DESCRIPTION OF THE TASK.
Your answer should consist of the lines in the data below that contain "content".

#### GIVEN RECORDS

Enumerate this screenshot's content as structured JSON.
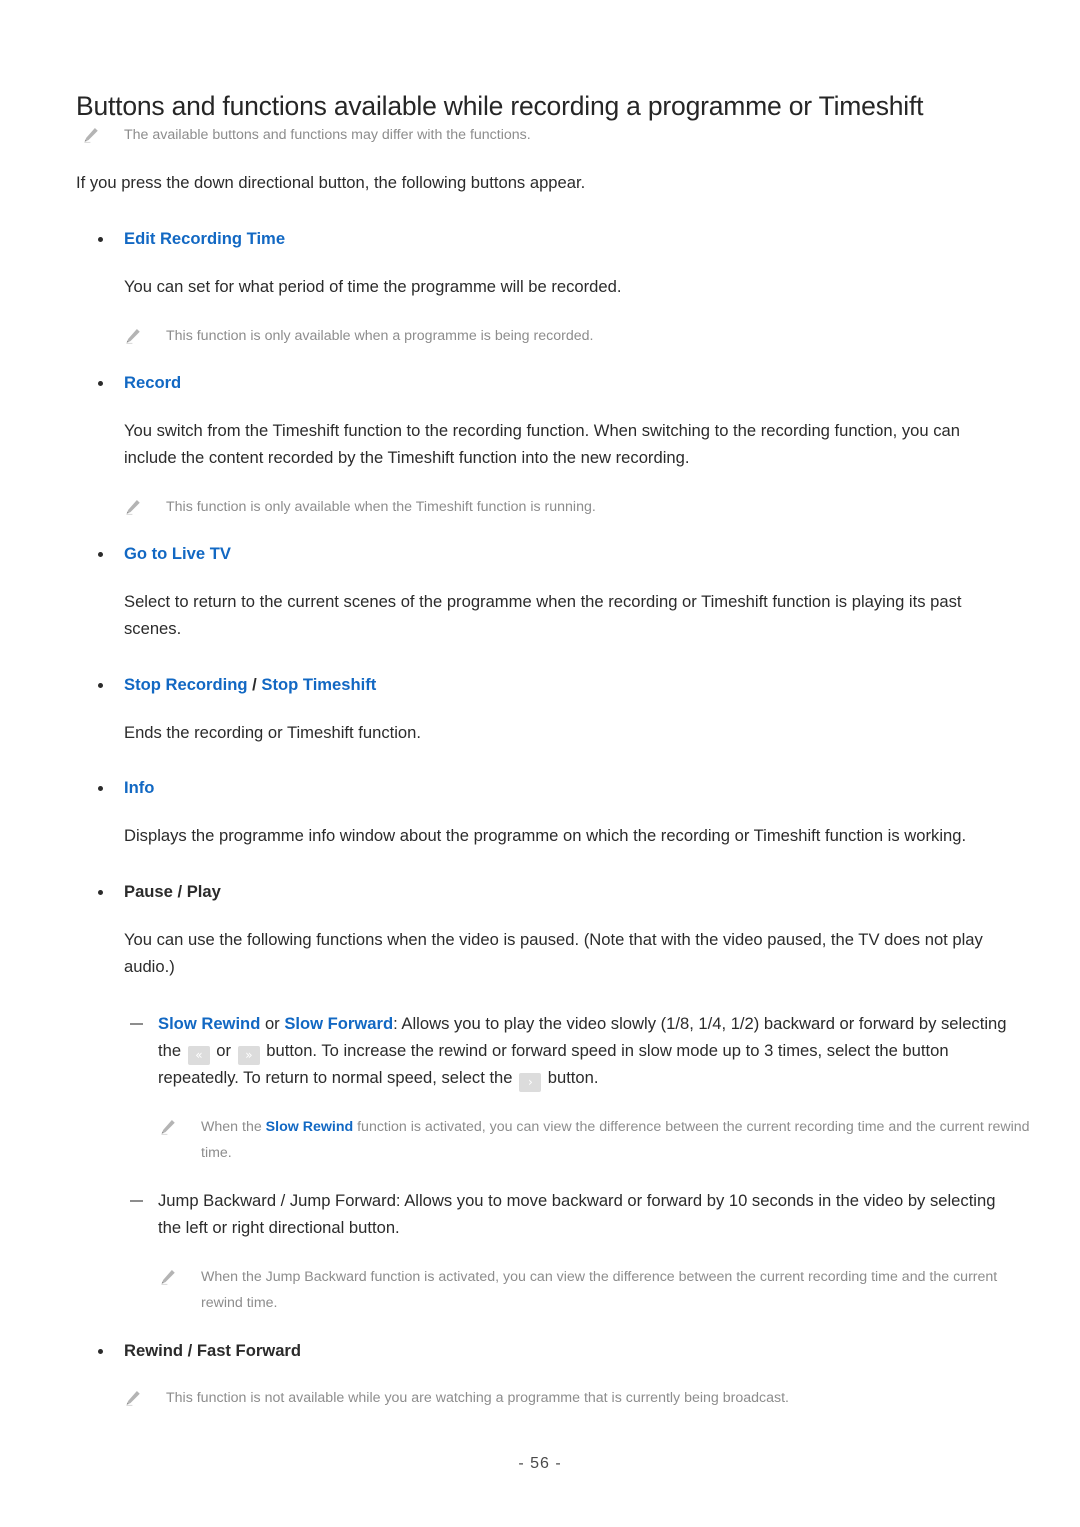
{
  "document": {
    "title": "Buttons and functions available while recording a programme or Timeshift",
    "page_number": "- 56 -"
  },
  "colors": {
    "link_blue": "#1268c3",
    "body_text": "#2b2b2b",
    "note_text": "#8d8d8d",
    "key_button_bg": "#dcdcdc"
  },
  "intro": {
    "note": "The available buttons and functions may differ with the functions.",
    "paragraph": "If you press the down directional button, the following buttons appear."
  },
  "sections": {
    "edit_recording_time": {
      "heading": "Edit Recording Time",
      "body": "You can set for what period of time the programme will be recorded.",
      "note": "This function is only available when a programme is being recorded."
    },
    "record": {
      "heading": "Record",
      "body": "You switch from the Timeshift function to the recording function. When switching to the recording function, you can include the content recorded by the Timeshift function into the new recording.",
      "note": "This function is only available when the Timeshift function is running."
    },
    "go_to_live_tv": {
      "heading": "Go to Live TV",
      "body": "Select to return to the current scenes of the programme when the recording or Timeshift function is playing its past scenes."
    },
    "stop_recording": {
      "heading_part1": "Stop Recording",
      "heading_separator": " / ",
      "heading_part2": "Stop Timeshift",
      "body": "Ends the recording or Timeshift function."
    },
    "info": {
      "heading": "Info",
      "body": "Displays the programme info window about the programme on which the recording or Timeshift function is working."
    },
    "pause_play": {
      "heading": "Pause / Play",
      "body": "You can use the following functions when the video is paused. (Note that with the video paused, the TV does not play audio.)",
      "slow": {
        "term1": "Slow Rewind",
        "term_joiner": " or ",
        "term2": "Slow Forward",
        "text_a": ": Allows you to play the video slowly (1/8, 1/4, 1/2) backward or forward by selecting the ",
        "key_rewind": "«",
        "text_b": " or ",
        "key_forward": "»",
        "text_c": " button. To increase the rewind or forward speed in slow mode up to 3 times, select the button repeatedly. To return to normal speed, select the ",
        "key_play": "›",
        "text_d": " button.",
        "note_a": "When the ",
        "note_link": "Slow Rewind",
        "note_b": " function is activated, you can view the difference between the current recording time and the current rewind time."
      },
      "jump": {
        "text": "Jump Backward / Jump Forward: Allows you to move backward or forward by 10 seconds in the video by selecting the left or right directional button.",
        "note": "When the Jump Backward function is activated, you can view the difference between the current recording time and the current rewind time."
      }
    },
    "rewind_fast_forward": {
      "heading": "Rewind / Fast Forward",
      "note": "This function is not available while you are watching a programme that is currently being broadcast."
    }
  },
  "icons": {
    "note": "pencil-icon",
    "bullet": "bullet-dot-icon",
    "dash": "dash-icon"
  }
}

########

COMPLETED EXERCISE.
Enumerate this screenshot's content as structured JSON.
      "body": "You switch from the Timeshift function to the recording function. When switching to the recording function, you can include the content recorded by the Timeshift function into the new recording.",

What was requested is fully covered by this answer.